This year was supposed to be different. The sell-off in government bonds seen in the second half of 2016 gave new heft to the recurrent predictions of doom for the asset class. The grand new narrative for investors – the Trump trade of higher inflation and a shift towards cyclical and value stocks – was accompanied by a fresh lease of life for the argument that government bonds’ days are numbered.
Look back to recent Januarys and, on each occasion, there were few market participants forecasting anything other than catastrophe for sovereign debt. The debate sorely needed 2017’s new line of reasoning, given the bears have been comprehensively outdone in recent years.
A few months on, and the situation is starting to look pretty familiar. Doubts have surfaced over the core tenets of the Trump trade - meaningful increases inflation and infrastructure spending - and that has meant the likes of US and UK government bonds have started rallying once again.
Gilt yields have fallen back from 1.47 per cent to 1 per cent since the end of January. Ten-year Treasury yields, at 2.22 per cent, are back below where they were at the start of last year. The long-anticipated tightening of monetary policy in the US has had little impact, despite March’s hike being far from priced in at the start of the year.
The debate over whether the world is still in a debt-deflation environment may have become more nuanced, but the other drivers of high bond prices – ageing demographics and structural demand from institutional investors – are superseding the valuation argument again.
For fund buyers and intermediaries, not in the business of trading positions on a short-term basis, it’s tough to contemplate.
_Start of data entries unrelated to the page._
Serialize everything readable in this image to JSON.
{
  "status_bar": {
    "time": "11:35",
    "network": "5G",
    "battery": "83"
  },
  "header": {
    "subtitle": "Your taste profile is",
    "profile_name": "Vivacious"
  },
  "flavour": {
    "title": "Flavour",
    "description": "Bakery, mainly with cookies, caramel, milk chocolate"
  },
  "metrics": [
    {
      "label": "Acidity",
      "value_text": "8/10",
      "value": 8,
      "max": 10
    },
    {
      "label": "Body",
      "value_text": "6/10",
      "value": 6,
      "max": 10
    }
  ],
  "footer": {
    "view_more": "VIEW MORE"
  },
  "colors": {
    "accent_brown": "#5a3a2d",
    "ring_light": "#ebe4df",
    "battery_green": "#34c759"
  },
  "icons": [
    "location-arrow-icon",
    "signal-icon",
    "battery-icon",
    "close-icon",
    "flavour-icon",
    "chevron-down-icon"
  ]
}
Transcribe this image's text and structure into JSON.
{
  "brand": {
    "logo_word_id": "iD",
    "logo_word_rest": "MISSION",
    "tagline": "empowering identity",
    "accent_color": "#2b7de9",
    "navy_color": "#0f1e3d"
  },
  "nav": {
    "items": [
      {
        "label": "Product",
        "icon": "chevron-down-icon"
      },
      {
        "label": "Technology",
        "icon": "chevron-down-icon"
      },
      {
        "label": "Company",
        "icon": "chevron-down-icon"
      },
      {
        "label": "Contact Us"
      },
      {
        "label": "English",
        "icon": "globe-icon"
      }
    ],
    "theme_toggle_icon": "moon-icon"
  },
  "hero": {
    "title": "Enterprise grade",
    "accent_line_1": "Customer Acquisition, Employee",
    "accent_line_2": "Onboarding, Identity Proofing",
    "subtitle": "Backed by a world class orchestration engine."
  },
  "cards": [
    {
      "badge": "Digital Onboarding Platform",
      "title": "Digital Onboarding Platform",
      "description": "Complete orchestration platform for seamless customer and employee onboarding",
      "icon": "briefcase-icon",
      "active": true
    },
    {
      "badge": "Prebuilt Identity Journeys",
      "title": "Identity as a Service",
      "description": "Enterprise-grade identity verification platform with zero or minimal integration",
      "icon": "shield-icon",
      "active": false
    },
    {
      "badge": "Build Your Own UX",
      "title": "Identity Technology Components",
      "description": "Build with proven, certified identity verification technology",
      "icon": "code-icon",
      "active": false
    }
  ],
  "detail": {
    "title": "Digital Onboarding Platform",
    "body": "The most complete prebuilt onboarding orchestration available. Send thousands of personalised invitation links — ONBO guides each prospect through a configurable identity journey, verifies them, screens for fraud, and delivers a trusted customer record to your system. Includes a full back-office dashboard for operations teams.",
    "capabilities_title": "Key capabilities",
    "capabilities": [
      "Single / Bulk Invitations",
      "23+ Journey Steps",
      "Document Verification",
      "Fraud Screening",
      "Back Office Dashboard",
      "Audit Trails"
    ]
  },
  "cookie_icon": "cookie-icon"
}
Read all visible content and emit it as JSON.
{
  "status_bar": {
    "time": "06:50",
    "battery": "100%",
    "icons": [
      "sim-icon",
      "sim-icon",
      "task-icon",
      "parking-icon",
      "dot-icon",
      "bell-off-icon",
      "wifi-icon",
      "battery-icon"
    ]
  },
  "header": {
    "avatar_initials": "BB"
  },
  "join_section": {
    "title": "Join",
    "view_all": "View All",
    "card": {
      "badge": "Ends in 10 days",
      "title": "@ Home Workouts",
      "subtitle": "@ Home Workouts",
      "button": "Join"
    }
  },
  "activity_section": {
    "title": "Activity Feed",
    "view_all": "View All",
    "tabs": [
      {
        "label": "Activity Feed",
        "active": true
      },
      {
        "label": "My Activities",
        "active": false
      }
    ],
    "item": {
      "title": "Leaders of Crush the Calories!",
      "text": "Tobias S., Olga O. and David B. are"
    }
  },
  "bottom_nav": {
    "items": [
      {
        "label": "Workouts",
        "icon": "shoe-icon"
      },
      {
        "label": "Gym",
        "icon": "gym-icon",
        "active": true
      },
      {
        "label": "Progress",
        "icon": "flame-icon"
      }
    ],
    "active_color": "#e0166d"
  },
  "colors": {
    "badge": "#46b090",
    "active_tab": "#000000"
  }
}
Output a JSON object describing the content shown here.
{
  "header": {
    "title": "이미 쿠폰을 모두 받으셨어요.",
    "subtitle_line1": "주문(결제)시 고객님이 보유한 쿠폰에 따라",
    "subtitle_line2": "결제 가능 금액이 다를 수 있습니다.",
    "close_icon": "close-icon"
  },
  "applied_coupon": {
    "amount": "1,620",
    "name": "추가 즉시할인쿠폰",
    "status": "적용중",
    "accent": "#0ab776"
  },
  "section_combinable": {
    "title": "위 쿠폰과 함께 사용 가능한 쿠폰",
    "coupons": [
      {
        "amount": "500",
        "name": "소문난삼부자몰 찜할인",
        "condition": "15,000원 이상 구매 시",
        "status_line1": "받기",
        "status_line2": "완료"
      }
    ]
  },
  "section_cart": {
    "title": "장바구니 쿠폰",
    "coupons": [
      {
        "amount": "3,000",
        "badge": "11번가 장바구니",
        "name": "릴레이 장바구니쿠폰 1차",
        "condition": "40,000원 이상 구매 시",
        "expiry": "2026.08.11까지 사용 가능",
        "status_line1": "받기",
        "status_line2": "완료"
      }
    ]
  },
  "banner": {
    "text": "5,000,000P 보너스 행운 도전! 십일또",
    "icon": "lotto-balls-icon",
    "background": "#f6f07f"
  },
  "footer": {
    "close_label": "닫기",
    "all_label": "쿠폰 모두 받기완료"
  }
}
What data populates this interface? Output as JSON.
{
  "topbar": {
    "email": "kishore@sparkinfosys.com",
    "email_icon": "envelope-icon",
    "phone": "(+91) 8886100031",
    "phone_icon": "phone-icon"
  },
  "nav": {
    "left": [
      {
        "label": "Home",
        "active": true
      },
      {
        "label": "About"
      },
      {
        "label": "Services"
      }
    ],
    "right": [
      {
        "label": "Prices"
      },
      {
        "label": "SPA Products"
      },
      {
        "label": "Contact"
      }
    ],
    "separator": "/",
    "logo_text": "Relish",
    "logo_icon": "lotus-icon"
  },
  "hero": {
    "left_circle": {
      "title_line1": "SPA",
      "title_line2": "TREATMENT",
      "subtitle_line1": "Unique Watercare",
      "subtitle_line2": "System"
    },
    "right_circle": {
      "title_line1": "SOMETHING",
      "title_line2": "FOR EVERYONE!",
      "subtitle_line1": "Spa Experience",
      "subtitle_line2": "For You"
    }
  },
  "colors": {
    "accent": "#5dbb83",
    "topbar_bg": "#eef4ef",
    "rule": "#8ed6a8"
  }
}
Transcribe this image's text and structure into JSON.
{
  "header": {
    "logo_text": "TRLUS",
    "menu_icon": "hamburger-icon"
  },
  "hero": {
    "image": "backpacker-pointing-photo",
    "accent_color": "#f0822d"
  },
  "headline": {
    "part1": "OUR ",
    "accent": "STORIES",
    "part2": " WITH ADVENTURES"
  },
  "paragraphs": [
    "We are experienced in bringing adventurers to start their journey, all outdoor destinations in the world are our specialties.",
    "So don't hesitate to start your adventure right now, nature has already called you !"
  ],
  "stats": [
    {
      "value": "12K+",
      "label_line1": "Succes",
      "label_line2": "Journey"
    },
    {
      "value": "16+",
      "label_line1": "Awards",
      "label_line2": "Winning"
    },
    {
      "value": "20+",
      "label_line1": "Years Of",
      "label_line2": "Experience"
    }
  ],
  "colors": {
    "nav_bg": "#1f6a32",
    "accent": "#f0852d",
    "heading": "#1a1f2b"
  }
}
The logic of government bonds looking unattractive on a long-term time horizon is hard to overcome.
The risk-reward equation also complicates things: now sovereign debt is no longer a low-risk asset, what kind of role can it play in a portfolio?
The answer, Vanguard suggests elsewhere in these pages, is diversification. In the US, at least, equity and bond correlations remain near record lows, a fact which “offsets the lower-than-expected returns on government bonds”, according to the firm.
The problem with this argument is that market participants have been burned so badly by 2013’s taper tantrum. Not so much the extent of that simultaneous bond and equity sell-off, but by the possibility that this kind of unusual event could become more common.
This nervousness stems from the fact that no one quite knows how the unwinding of extraordinary monetary policy will play out. But one thing is certain: the trends that have powered the bond market for the past three decades or more are proving hard to shake.
Dan Jones is editor of Investment Adviser